Web page and app entries
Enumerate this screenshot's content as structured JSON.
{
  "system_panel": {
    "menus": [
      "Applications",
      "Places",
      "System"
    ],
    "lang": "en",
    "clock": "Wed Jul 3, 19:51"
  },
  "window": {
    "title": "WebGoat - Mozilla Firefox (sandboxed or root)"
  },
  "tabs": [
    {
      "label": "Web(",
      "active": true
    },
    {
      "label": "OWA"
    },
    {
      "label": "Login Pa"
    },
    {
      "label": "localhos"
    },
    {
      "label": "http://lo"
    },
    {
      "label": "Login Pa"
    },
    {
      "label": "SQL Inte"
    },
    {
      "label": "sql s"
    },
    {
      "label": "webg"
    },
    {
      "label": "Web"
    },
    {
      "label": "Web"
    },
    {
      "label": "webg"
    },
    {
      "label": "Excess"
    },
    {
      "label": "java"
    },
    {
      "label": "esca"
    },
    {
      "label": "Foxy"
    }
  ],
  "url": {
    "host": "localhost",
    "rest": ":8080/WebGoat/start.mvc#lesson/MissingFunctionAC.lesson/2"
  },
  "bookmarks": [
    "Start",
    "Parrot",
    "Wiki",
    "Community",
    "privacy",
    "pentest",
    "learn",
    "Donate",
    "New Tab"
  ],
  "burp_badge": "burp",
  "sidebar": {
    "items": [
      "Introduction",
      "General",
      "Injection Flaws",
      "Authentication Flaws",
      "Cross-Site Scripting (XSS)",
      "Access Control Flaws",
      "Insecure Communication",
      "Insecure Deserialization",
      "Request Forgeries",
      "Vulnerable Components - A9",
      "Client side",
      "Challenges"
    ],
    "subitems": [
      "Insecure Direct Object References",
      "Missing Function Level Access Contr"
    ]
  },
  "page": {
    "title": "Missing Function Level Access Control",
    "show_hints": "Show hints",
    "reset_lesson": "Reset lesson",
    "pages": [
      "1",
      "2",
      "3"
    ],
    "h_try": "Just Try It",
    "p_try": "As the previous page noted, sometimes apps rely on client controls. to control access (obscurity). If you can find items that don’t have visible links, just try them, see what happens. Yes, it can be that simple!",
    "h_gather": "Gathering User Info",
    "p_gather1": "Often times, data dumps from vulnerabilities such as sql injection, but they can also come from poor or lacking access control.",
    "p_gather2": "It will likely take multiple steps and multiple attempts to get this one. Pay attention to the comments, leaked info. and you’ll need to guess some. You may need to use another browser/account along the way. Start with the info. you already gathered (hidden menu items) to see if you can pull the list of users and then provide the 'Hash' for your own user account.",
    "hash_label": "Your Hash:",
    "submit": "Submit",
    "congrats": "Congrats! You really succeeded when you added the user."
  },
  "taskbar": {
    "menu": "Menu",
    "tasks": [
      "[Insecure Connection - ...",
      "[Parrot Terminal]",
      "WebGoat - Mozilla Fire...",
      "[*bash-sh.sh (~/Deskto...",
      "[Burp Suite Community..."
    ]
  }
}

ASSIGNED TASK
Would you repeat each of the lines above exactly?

ANSWER BOX
Enumerate this screenshot's content as structured JSON.
{
  "system_panel": {
    "menus": [
      "Applications",
      "Places",
      "System"
    ],
    "lang": "en",
    "clock": "Wed Jul 3, 19:51"
  },
  "window": {
    "title": "WebGoat - Mozilla Firefox (sandboxed or root)"
  },
  "tabs": [
    {
      "label": "Web(",
      "active": true
    },
    {
      "label": "OWA"
    },
    {
      "label": "Login Pa"
    },
    {
      "label": "localhos"
    },
    {
      "label": "http://lo"
    },
    {
      "label": "Login Pa"
    },
    {
      "label": "SQL Inte"
    },
    {
      "label": "sql s"
    },
    {
      "label": "webg"
    },
    {
      "label": "Web"
    },
    {
      "label": "Web"
    },
    {
      "label": "webg"
    },
    {
      "label": "Excess"
    },
    {
      "label": "java"
    },
    {
      "label": "esca"
    },
    {
      "label": "Foxy"
    }
  ],
  "url": {
    "host": "localhost",
    "rest": ":8080/WebGoat/start.mvc#lesson/MissingFunctionAC.lesson/2"
  },
  "bookmarks": [
    "Start",
    "Parrot",
    "Wiki",
    "Community",
    "privacy",
    "pentest",
    "learn",
    "Donate",
    "New Tab"
  ],
  "burp_badge": "burp",
  "sidebar": {
    "items": [
      "Introduction",
      "General",
      "Injection Flaws",
      "Authentication Flaws",
      "Cross-Site Scripting (XSS)",
      "Access Control Flaws",
      "Insecure Communication",
      "Insecure Deserialization",
      "Request Forgeries",
      "Vulnerable Components - A9",
      "Client side",
      "Challenges"
    ],
    "subitems": [
      "Insecure Direct Object References",
      "Missing Function Level Access Contr"
    ]
  },
  "page": {
    "title": "Missing Function Level Access Control",
    "show_hints": "Show hints",
    "reset_lesson": "Reset lesson",
    "pages": [
      "1",
      "2",
      "3"
    ],
    "h_try": "Just Try It",
    "p_try": "As the previous page noted, sometimes apps rely on client controls. to control access (obscurity). If you can find items that don’t have visible links, just try them, see what happens. Yes, it can be that simple!",
    "h_gather": "Gathering User Info",
    "p_gather1": "Often times, data dumps from vulnerabilities such as sql injection, but they can also come from poor or lacking access control.",
    "p_gather2": "It will likely take multiple steps and multiple attempts to get this one. Pay attention to the comments, leaked info. and you’ll need to guess some. You may need to use another browser/account along the way. Start with the info. you already gathered (hidden menu items) to see if you can pull the list of users and then provide the 'Hash' for your own user account.",
    "hash_label": "Your Hash:",
    "submit": "Submit",
    "congrats": "Congrats! You really succeeded when you added the user."
  },
  "taskbar": {
    "menu": "Menu",
    "tasks": [
      "[Insecure Connection - ...",
      "[Parrot Terminal]",
      "WebGoat - Mozilla Fire...",
      "[*bash-sh.sh (~/Deskto...",
      "[Burp Suite Community..."
    ]
  }
}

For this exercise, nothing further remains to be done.